Gather the lines below that include the string "true", copying each in full.

Component data from apps and pages:
══════════════════════════════
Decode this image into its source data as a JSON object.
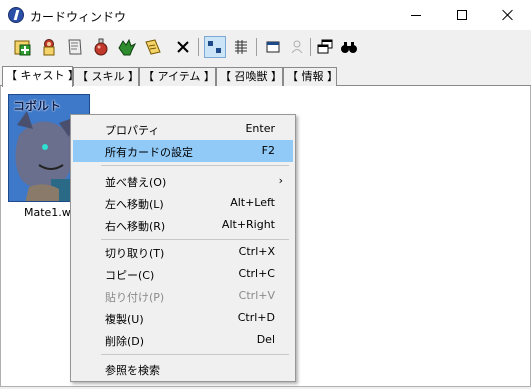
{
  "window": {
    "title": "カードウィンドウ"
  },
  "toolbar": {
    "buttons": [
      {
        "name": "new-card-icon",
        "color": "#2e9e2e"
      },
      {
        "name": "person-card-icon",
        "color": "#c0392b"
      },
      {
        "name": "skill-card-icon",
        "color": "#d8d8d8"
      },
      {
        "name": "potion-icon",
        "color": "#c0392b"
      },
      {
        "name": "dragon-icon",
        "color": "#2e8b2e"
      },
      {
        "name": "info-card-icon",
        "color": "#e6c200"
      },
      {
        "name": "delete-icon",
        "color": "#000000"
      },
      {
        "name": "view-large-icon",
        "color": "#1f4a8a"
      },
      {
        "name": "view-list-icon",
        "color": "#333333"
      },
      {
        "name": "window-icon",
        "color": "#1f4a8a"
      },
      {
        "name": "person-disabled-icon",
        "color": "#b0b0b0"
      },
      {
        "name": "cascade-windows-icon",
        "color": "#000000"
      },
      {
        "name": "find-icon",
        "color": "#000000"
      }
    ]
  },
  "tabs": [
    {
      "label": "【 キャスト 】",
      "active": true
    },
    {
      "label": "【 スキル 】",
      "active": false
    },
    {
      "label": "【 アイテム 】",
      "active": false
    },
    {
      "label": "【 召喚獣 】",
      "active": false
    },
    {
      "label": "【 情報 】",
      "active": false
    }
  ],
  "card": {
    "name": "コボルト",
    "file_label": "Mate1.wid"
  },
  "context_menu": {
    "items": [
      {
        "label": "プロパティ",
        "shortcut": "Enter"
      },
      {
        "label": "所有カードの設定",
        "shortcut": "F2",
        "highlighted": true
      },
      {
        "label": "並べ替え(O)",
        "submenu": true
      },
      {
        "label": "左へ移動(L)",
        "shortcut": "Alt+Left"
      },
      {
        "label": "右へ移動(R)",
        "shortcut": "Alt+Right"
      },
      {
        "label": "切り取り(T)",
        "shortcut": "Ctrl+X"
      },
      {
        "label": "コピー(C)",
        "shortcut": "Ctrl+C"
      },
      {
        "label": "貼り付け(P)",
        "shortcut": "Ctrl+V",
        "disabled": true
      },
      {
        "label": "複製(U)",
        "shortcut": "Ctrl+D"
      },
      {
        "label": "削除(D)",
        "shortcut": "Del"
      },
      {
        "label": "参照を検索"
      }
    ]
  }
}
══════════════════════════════
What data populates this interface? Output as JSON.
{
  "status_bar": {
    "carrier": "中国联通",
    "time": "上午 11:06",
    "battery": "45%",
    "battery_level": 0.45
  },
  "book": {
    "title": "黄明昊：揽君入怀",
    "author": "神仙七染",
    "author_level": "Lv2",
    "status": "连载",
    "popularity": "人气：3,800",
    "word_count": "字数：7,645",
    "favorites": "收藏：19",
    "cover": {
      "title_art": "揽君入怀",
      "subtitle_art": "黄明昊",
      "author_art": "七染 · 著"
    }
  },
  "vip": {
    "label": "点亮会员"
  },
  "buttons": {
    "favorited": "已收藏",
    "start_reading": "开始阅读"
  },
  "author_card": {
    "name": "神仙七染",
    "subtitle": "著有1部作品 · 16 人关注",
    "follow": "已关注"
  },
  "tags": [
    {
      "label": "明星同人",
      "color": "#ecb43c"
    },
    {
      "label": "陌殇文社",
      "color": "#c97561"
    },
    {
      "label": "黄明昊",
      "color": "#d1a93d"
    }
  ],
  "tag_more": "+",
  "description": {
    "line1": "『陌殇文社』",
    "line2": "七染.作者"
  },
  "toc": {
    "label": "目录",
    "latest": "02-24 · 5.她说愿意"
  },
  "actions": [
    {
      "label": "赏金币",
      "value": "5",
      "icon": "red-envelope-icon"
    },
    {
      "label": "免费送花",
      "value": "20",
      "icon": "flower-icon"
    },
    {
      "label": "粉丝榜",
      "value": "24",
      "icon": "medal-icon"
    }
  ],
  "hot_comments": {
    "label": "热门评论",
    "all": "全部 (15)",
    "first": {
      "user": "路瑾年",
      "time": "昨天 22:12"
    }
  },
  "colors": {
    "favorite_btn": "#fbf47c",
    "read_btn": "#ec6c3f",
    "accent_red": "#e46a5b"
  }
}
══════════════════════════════
Solution to the problem:
      "active": true
        "highlighted": true
        "submenu": true
        "disabled": true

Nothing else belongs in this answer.